• _Data shown_:
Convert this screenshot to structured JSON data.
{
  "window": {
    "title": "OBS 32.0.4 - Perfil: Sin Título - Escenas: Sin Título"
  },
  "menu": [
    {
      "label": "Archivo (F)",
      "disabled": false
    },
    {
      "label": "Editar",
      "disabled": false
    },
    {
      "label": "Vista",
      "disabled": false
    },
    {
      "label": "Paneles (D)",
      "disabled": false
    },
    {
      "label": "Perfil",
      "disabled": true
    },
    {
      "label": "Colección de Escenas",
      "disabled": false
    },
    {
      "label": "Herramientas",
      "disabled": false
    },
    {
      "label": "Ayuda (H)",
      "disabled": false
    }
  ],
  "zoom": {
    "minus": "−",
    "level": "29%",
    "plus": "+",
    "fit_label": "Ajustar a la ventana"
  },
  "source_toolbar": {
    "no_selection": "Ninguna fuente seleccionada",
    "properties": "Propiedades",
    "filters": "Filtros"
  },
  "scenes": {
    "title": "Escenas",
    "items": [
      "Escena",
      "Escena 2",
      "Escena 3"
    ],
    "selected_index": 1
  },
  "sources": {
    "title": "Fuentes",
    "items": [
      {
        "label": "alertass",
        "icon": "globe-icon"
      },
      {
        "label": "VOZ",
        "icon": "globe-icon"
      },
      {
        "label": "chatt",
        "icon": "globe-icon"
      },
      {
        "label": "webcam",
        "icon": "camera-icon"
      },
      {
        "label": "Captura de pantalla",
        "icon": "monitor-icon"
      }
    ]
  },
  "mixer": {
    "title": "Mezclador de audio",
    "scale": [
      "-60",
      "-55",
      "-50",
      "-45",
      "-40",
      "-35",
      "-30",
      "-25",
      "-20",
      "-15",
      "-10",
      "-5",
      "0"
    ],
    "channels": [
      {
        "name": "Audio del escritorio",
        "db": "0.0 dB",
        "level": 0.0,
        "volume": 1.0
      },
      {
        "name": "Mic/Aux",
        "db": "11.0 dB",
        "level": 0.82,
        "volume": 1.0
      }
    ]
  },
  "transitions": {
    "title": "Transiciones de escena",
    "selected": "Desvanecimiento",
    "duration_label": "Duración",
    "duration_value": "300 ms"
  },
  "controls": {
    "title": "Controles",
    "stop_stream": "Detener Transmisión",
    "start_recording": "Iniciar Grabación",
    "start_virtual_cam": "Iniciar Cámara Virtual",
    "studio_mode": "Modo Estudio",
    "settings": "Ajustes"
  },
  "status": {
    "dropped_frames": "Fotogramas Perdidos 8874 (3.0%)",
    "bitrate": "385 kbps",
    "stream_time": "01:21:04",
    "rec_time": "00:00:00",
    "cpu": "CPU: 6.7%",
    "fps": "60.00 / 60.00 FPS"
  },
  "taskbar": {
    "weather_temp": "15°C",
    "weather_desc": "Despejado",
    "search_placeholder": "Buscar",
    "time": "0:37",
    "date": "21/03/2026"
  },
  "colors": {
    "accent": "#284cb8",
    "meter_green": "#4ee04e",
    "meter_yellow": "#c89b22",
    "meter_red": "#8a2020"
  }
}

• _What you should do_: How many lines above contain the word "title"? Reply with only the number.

• _Response below_: 6